Mass Shootings: When Will it End?

Within 2023 alone, 22 mass shootings have been reported. Does the problem lie with the guns, or the people?


Zedembee, CC BY-SA 4.0 , via Wikimedia Commons

A memorial of the Monterey Park shooting this January.

“Guns don’t kill people, people kill people.” A statement so many people like to throw into any sort of debate over gun regulations and shootings.

Many protests have also occurred to bring awareness to the lack of gun regulation in the US.

Allen, Texas. Henryetta, Oklahoma. Dadeville, Alabama. Louisville, Kentucky. Monterey Park, California. What do all these cities have in common? They are only a few of the many US areas to be victim to mass shootings within only the last five months. Since the beginning of 2023, the United States has been devastated by twenty-two mass killings, as of May 7th. And according to a database kept by USA Today, nearly 3,000 people have lost their lives in 553 high-profile shootings since 2006. This doesn’t even account for the shootings that happen on the daily all around the country, which are compiled in a list in the Gun Violence Archive. The news sugarcoats it, sending thoughts and prayers to families who may never see their loved ones again, promising that the problem will be stopped as soon as possible. But what really happens?

What is a mass shooting, exactly? The National Mass Violence Victimization Resource Center (NMVVRC) says that “there is no universal definition of mass violence crimes, mass murders, or mass killings… [and] the lack of a consistent definition can be confusing[.]” Many news sources, police forces, and first responders often classify a shooting as a “mass killing” if four or more people are killed, not including the shooter themselves. This means that those 22 mass shootings aren’t anywhere near the total number of shootings in 2023 alone. ABC News reports 202 shootings across the US since January, meaning there have been more shootings than days in 2023.

A quick recap of not even a handful of mass US shootings this year (list provided by AP News):

  • January 21 (Monterey Park, California): A 72-year-old man shot and killed 11 people, as well as injuring 9 others, at a Lunar New Year celebration. The man later supposedly fatally shot himself.
  • January 23 (Half Moon Bay, California): In two back-to-back shootings, a man killed 7 people in Northern CA mushroom farms. He is facing charges from authorities.
  • March 27 (Nashville, Tennessee): Five people (3 students, 2 teachers) were killed in a private Christian school. Police forces later killed the shooter, who was identified as a former student of that same school.
  • April 10 (Louisville, Kentucky): An employee of the Old National Bank killed 5 and injured 8 people while simultaneously livestreaming the shooting.

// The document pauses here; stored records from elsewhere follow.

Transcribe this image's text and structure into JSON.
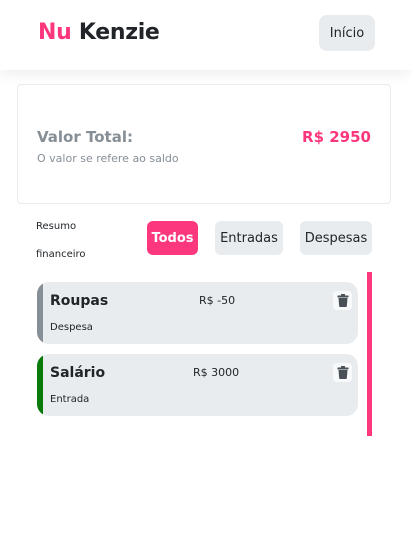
{
  "header": {
    "logo_part1": "Nu",
    "logo_part2": "Kenzie",
    "home_label": "Início"
  },
  "summary": {
    "label": "Valor Total:",
    "value": "R$ 2950",
    "description": "O valor se refere ao saldo"
  },
  "filters": {
    "title": "Resumo financeiro",
    "options": [
      {
        "label": "Todos",
        "active": true
      },
      {
        "label": "Entradas",
        "active": false
      },
      {
        "label": "Despesas",
        "active": false
      }
    ]
  },
  "transactions": [
    {
      "title": "Roupas",
      "value": "R$ -50",
      "type": "Despesa",
      "color": "#868e96"
    },
    {
      "title": "Salário",
      "value": "R$ 3000",
      "type": "Entrada",
      "color": "#03b898"
    }
  ],
  "colors": {
    "brand": "#fd377e",
    "expense": "#868e96",
    "income": "#0a7b0a",
    "grey_bg": "#e9ecef"
  },
  "icons": {
    "delete": "trash-icon"
  }
}
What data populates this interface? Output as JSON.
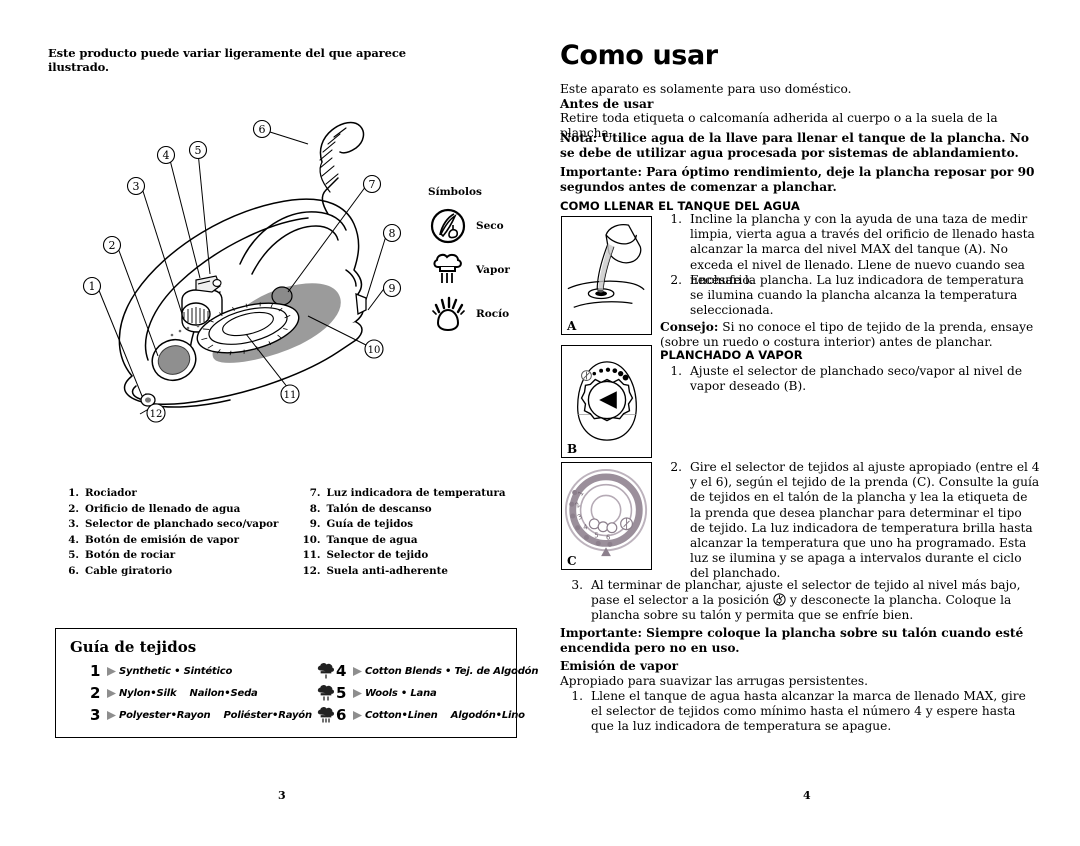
{
  "document": {
    "left_page": {
      "page_number": "3",
      "notice": "Este producto puede variar ligeramente del que aparece ilustrado.",
      "figure": {
        "name": "steam-iron-exploded-diagram",
        "callouts": [
          "1",
          "2",
          "3",
          "4",
          "5",
          "6",
          "7",
          "8",
          "9",
          "10",
          "11",
          "12"
        ]
      },
      "symbols": {
        "title": "Símbolos",
        "items": [
          {
            "icon": "dry-iron-symbol",
            "label": "Seco"
          },
          {
            "icon": "steam-cloud-symbol",
            "label": "Vapor"
          },
          {
            "icon": "spray-mist-symbol",
            "label": "Rocío"
          }
        ]
      },
      "parts_left": [
        {
          "num": "1.",
          "label": "Rociador"
        },
        {
          "num": "2.",
          "label": "Orificio de llenado de agua"
        },
        {
          "num": "3.",
          "label": "Selector de planchado seco/vapor"
        },
        {
          "num": "4.",
          "label": "Botón de emisión de vapor"
        },
        {
          "num": "5.",
          "label": "Botón de rociar"
        },
        {
          "num": "6.",
          "label": "Cable giratorio"
        }
      ],
      "parts_right": [
        {
          "num": "7.",
          "label": "Luz indicadora de temperatura"
        },
        {
          "num": "8.",
          "label": "Talón de descanso"
        },
        {
          "num": "9.",
          "label": "Guía de tejidos"
        },
        {
          "num": "10.",
          "label": "Tanque de agua"
        },
        {
          "num": "11.",
          "label": "Selector de tejido"
        },
        {
          "num": "12.",
          "label": "Suela anti-adherente"
        }
      ],
      "fabric_guide": {
        "title": "Guía de tejidos",
        "rows_left": [
          {
            "steam": "none",
            "num": "1",
            "text": "Synthetic • Sintético"
          },
          {
            "steam": "none",
            "num": "2",
            "text": "Nylon•Silk    Nailon•Seda"
          },
          {
            "steam": "none",
            "num": "3",
            "text": "Polyester•Rayon    Poliéster•Rayón"
          }
        ],
        "rows_right": [
          {
            "steam": "steam-1",
            "num": "4",
            "text": "Cotton Blends • Tej. de Algodón"
          },
          {
            "steam": "steam-2",
            "num": "5",
            "text": "Wools • Lana"
          },
          {
            "steam": "steam-3",
            "num": "6",
            "text": "Cotton•Linen    Algodón•Lino"
          }
        ]
      }
    },
    "right_page": {
      "page_number": "4",
      "title": "Como usar",
      "intro": "Este aparato es solamente para uso doméstico.",
      "antes_heading": "Antes de usar",
      "antes_body": "Retire toda etiqueta o calcomanía adherida al cuerpo o a la suela de la plancha.",
      "nota": "Nota: Utilice agua de la llave para llenar el tanque de la plancha. No se debe de utilizar agua procesada por sistemas de ablandamiento.",
      "importante_1": "Importante: Para óptimo rendimiento, deje la plancha reposar por 90 segundos antes de comenzar a planchar.",
      "section_1_heading": "COMO LLENAR EL TANQUE DEL AGUA",
      "step_1_num": "1.",
      "step_1_text": "Incline la plancha y con la ayuda de una taza de medir limpia, vierta agua a través del orificio de llenado hasta alcanzar la marca del nivel MAX del tanque (A). No exceda el nivel de llenado. Llene de nuevo cuando sea necesario.",
      "step_2_num": "2.",
      "step_2_text": "Enchufe la plancha. La luz indicadora de temperatura se ilumina cuando la plancha alcanza la temperatura seleccionada.",
      "consejo_label": "Consejo:",
      "consejo_text": "Si no conoce el tipo de tejido de la prenda, ensaye (sobre un ruedo o costura interior) antes de planchar.",
      "section_2_heading": "PLANCHADO A VAPOR",
      "step_3_num": "1.",
      "step_3_text": "Ajuste el selector de planchado seco/vapor al nivel de vapor deseado (B).",
      "step_4_num": "2.",
      "step_4_text": "Gire el selector de tejidos al ajuste apropiado (entre el 4 y el 6), según el tejido de la prenda (C). Consulte la guía de tejidos en el talón de la plancha y lea la etiqueta de la prenda que desea planchar para determinar el tipo de tejido. La luz indicadora de temperatura brilla hasta alcanzar la temperatura que uno ha programado. Esta luz se ilumina y se apaga a intervalos durante el ciclo del planchado.",
      "step_5_num": "3.",
      "step_5_text_a": "Al terminar de planchar, ajuste el selector de tejido al nivel más bajo, pase el selector a la posición",
      "step_5_text_b": "y desconecte la plancha. Coloque la plancha sobre su talón y permita que se enfríe bien.",
      "importante_2": "Importante: Siempre coloque la plancha sobre su talón cuando esté encendida pero no en uso.",
      "emision_heading": "Emisión de vapor",
      "emision_body": "Apropiado para suavizar las arrugas persistentes.",
      "step_6_num": "1.",
      "step_6_text": "Llene el tanque de agua hasta alcanzar la marca de llenado MAX, gire el selector de tejidos como mínimo hasta el número 4 y espere hasta que la luz indicadora de temperatura se apague.",
      "figures": [
        {
          "letter": "A",
          "name": "pouring-water-figure"
        },
        {
          "letter": "B",
          "name": "steam-dial-figure"
        },
        {
          "letter": "C",
          "name": "fabric-selector-dial-figure"
        }
      ]
    }
  },
  "colors": {
    "ink": "#000000",
    "paper": "#ffffff",
    "shade_gray": "#9b9b9b",
    "light_gray": "#c9c9c9"
  }
}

He was later killed by police.
  • April 15 (Dadeville, Alabama): 2 teens and a 20-year-old man were arrested on the charges of mass shooting at a Sweet 16 birthday party, where 4 were killed and 36 were injured by gunshots.
  • April 18 (Bowdoin, Maine): A man recently released from prison was charged on the account of killing 4 people in their own home, as well as injuring 3 others.
  • April 28 (Cleveland, Texas): A family of 5 was murdered by their neighbor, who was later arrested.
  • April 30 (Henryetta, Oklahoma): A convicted sex offender shot and killed his wife, her 3 children, and 2 of her friends before hiding their bodies and fatally shooting himself to escape charges.
  • May 6 (Allen, Texas): 8 were killed and 7 were wounded in an outdoor shooting. The gunman was killed by police forces.

Within five months, 55 people have been killed and 63 have been injured in mass shootings, from these 9 incidents listed alone.

Only in America can someone walk into a supermarket such as this and buy a rifle.

Where does the problem lie? When does the killing end? World Population Review reports that the United States holds the highest ratio of private gun ownership in the world, with 120.5 privately-owned guns to every 100 citizens. Canada, on the other hand, has very strict regulations on private gun ownership, prohibiting over 1,500 types of firearms as of May 2020. The country has had only 4 mass shootings since 1999, as recorded by Wisevoter. And while not unlimited, the United States has the loosest gun laws in the world, as stated in a comparison by PBS.

One mass shooting was enough for New Zealand, Norway, the United Kingdom, and Australia to implement stricter gun ownership laws, according to Time Magazine, heavily restricting to nearly eradicating entirely the ability to own any sort of assault rifle. Meanwhile, an American citizen can simply walk into a Walmart and purchase almost any type of gun with little to no question. And we wonder why so many people die in mass shootings.

But people kill people, right?